- Ng DWK, Schober R: Cross-layer scheduling for OFDMA amplify-and-forward relay networks. Proceedings of the 70th IEEE Vehicular Technology Conference (VTC '09), 2009 1-5.Google Scholar
- Qin T, Leung C: Fair adaptive resource allocation for multiuser OFDM cognitive radio systems. Proceedings of the 2nd International Conference on Communications and Networking in China (ChinaCom '07), August 2007, Shanghai, China 115-119.Google Scholar
- Zhang Y, Leung C: Cross-layer resource allocation for mixed services in multiuser OFDM-based cognitive radio systems. IEEE Transactions on Vehicular Technology 2009, 58(8):4605-4619.View ArticleGoogle Scholar

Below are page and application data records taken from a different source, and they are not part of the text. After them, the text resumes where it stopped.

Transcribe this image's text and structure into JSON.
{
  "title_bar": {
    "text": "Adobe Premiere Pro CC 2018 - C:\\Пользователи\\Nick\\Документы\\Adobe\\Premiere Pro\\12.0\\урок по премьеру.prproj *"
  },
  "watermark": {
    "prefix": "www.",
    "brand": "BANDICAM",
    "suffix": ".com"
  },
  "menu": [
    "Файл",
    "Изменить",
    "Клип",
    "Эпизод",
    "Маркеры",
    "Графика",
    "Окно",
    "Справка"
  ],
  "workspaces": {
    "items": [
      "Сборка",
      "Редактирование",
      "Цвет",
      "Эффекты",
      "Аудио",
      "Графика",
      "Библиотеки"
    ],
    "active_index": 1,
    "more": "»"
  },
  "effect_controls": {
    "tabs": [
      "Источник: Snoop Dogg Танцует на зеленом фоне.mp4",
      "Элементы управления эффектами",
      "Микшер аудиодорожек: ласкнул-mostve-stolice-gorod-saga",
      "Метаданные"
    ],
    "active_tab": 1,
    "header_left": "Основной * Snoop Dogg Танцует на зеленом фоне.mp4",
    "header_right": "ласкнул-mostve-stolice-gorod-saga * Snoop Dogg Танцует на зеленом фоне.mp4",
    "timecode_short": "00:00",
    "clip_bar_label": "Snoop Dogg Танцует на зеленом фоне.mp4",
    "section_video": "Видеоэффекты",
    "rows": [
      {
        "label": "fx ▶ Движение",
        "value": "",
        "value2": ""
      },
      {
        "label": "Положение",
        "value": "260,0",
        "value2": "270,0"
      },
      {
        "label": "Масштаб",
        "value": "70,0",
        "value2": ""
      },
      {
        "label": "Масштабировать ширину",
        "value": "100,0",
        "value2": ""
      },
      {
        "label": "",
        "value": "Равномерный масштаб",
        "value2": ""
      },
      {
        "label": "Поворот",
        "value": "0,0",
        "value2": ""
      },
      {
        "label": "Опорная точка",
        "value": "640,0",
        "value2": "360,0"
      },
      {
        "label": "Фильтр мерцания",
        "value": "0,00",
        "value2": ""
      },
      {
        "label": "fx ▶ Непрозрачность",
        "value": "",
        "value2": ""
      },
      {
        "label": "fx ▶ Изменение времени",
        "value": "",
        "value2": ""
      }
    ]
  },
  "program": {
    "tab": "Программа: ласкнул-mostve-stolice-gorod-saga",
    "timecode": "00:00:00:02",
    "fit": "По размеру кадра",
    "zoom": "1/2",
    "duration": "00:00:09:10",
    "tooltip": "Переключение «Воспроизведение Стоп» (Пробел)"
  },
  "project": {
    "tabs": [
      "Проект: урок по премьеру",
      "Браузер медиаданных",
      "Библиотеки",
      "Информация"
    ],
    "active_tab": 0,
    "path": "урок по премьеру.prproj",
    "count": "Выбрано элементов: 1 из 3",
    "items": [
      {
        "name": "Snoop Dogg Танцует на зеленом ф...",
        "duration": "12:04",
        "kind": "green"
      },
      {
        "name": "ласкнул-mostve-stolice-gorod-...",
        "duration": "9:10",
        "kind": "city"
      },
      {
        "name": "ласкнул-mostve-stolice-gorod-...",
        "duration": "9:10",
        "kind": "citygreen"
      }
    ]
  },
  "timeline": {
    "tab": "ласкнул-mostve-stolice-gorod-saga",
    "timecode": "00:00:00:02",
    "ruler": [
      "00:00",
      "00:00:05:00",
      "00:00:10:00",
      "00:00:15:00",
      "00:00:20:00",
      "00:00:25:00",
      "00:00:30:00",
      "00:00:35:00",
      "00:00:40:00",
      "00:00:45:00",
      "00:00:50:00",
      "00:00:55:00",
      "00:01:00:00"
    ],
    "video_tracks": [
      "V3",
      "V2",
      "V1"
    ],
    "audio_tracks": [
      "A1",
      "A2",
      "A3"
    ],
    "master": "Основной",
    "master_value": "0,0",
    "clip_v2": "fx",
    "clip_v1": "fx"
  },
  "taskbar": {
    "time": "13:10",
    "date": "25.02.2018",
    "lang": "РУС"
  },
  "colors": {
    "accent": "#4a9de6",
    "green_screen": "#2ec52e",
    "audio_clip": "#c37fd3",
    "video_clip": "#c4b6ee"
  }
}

- Xia P, Zhou S, Giannakis GB: Adaptive MIMO-OFDM based on partial channel state information. IEEE Transactions on Signal Processing 2004, 52(1):202-213. 10.1109/TSP.2003.819986MathSciNetView ArticleGoogle Scholar

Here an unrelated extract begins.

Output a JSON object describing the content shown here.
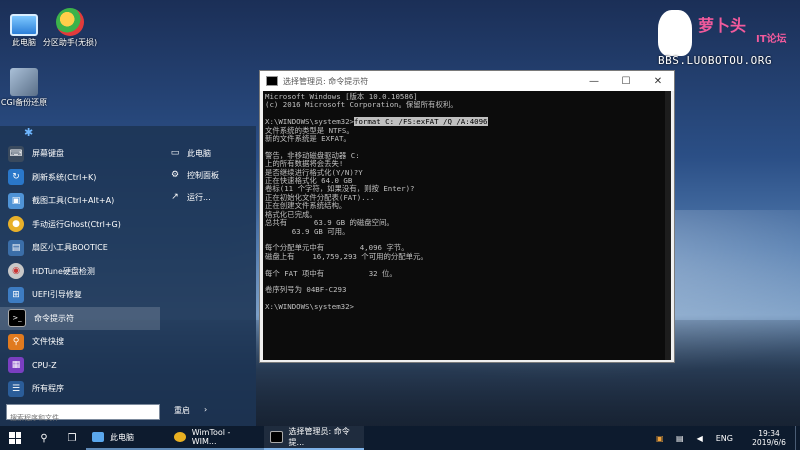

- Jakes W: Microwave Mobile Communications. Wiley-IEEE Press, New York, NY, USA; 1994.View ArticleGoogle Scholar
- Kay S: Fundamentals of Statistical Signal Processing: Estimation Theory. Prentice-Hall, Upper Saddle River, NJ, USA; 1993.MATHGoogle Scholar
- Zhou S, Giannakis GB: Optimal transmitter eigen-beamforming and space-time block coding based on channel mean feedback. IEEE Transactions on Signal Processing 2002, 50(10):2599-2613. 10.1109/TSP.2002.803355View ArticleGoogle Scholar
- Taricco G, Biglieri E: Exact pairwise error probability of space-time codes. IEEE Transactions on Information Theory 2002, 48(2):510-513. 10.1109/18.979326MathSciNetView ArticleMATHGoogle Scholar
- Simon MK, Alouini M-S: A unified approach to the performance analysis of digital communication over generalized fading channels. Proceedings of the IEEE 1998, 86(9):1860-1877. 10.1109/5.705532View ArticleGoogle Scholar
- Bertsekas D, Homer M, Logan D, Patek S: Nonlinear Programming. Athena Scientific; 1995.Google Scholar
- Huang D, Shen Z, Miao C, Leung C: Fitness landscape analysis for resource allocation in multiuser OFDM based cognitive radio systems. ACM SIGMOBILE Mobile Computing and Communications Review 2009, 13(2):26-36. 10.1145/1621076.1621080View ArticleGoogle Scholar
- Merz P, Freisleben B: Memetic algorithms for the traveling salesman problem. Complex Systems 2001, 13(4):297-345.MathSciNetMATHGoogle Scholar
- Merz P, Katayama K: Memetic algorithms for the unconstrained binary quadratic programming problem. BioSystems 2004, 78(1–3):99-118.View ArticleGoogle Scholar
- Merz P: On the performance of memetic algorithms in combinatorial optimization. Proceedings of the 2nd GECCO Workshop on Memetic Algorithms (WOMA '01), 2001, San Francisco, Calif, USA 168-173.Google Scholar
This article is published under license to BioMed Central Ltd. This is an open access article distributed under the Creative Commons Attribution License, which permits unrestricted use, distribution, and reproduction in any medium, provided the original work is properly cited.